Of course, Iran being one year away from a bomb is better than an Iran within a few hours or days or couple months of such a capability. But it is not as good as being two or more years away from such a capability.
These are the principal risks with the framework agreement:
a) The limitations on Iran are time bound--10 years in case of uranium enrichment and 15 years for plutonium. Iran will be free to expand its program as it wishes after these dates. In terms of a U.S. administration trying to appear that it has achieved a breakthrough, ten to fifteen years may sound long, but in the life of nations, this is actually very short;
b) The administration’s statements indicate that it is counting on Iran’s obligation under the NPT to prevent Iran’s acquisition of nuclear weapons over the long term. The Iranian record on NPT is hardly reassuring. The Administration’s apparent assumption that Iran will change its behavior under NPT is surprising since Iran has been in violation of both NPT and several UNSC resolutions. Why we should believe that Iran will act differently in the future is not clear.
Some have commented that the short time horizon might not be risky since Iran may have a different regime by then –perhaps one more cooperative with the U.S. and less interested in nuclear weapons.

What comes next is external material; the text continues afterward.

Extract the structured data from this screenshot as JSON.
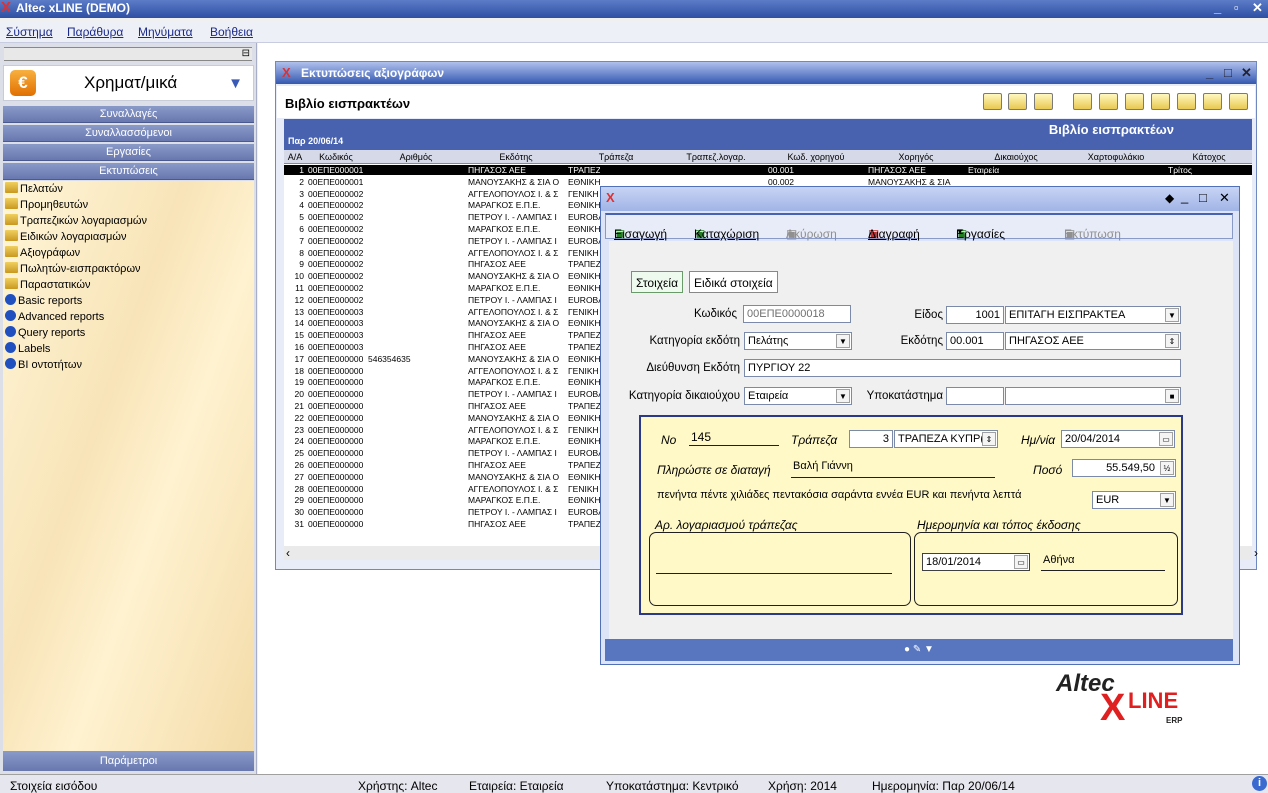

Anything is possible, certainly, but this vague hope hardly forms a good basis for a risky agreement, particularly given Washington’s reluctance to offer even moral, much less tangible support to Iran’s democratic opposition.
c) The agreement will create a new floor for others, especially Iran’s regional rivals, as they develop their own nuclear ambitions. Rather than being many years away from a nuclear weapons capability, countries such as Saudi Arabia will almost certainly seek to become threshold nuclear states—and to be, like Iran, within a year of nuclear weapons capability.
Even if the assumptions informing the framework agreement are correct and the agreement is fleshed out in detail and implemented, the world gets at most an additional 9 months before Iran can have a bomb. The Administration states that Iran at present is three months from producing enough fissile material sufficient for a bomb. This comes at the price of encouraging several other states to move from a timeframe of several years to one year. On balance, in the volatile Middle East region, this agreement likely will not help the cause of non-proliferation.
Third, the president is counting on the efficacy of inspections—believing that Iranian efforts to cheat or deceive will be discovered and exposed in a timely manner, allowing the United States and its partners to prevent Iran from acquiring nuclear weapons. This is a tall order. The history of international inspection regimes and the record of our own intelligence agencies in this regard are mixed at best. The details of the inspection regime for the final agreement with Iran have not yet been made public, so a full evaluation cannot be made at this time.
But history shows that as the technology and techniques for gathering intelligence and inspecting changes become more sophisticated, so does the ability to conceal and deceive. Iran can, or may already have, built another facility producing highly enriched uranium or plutonium underground in a remote or even in a central part of Iran without our knowledge. It would be prudent to have more modest expectations from inspections, especially when dealing with a determined and sophisticated country. Of course, we could get lucky and have someone in the heart of Iran’s nuclear program work for us and provide information. But we cannot count on luck.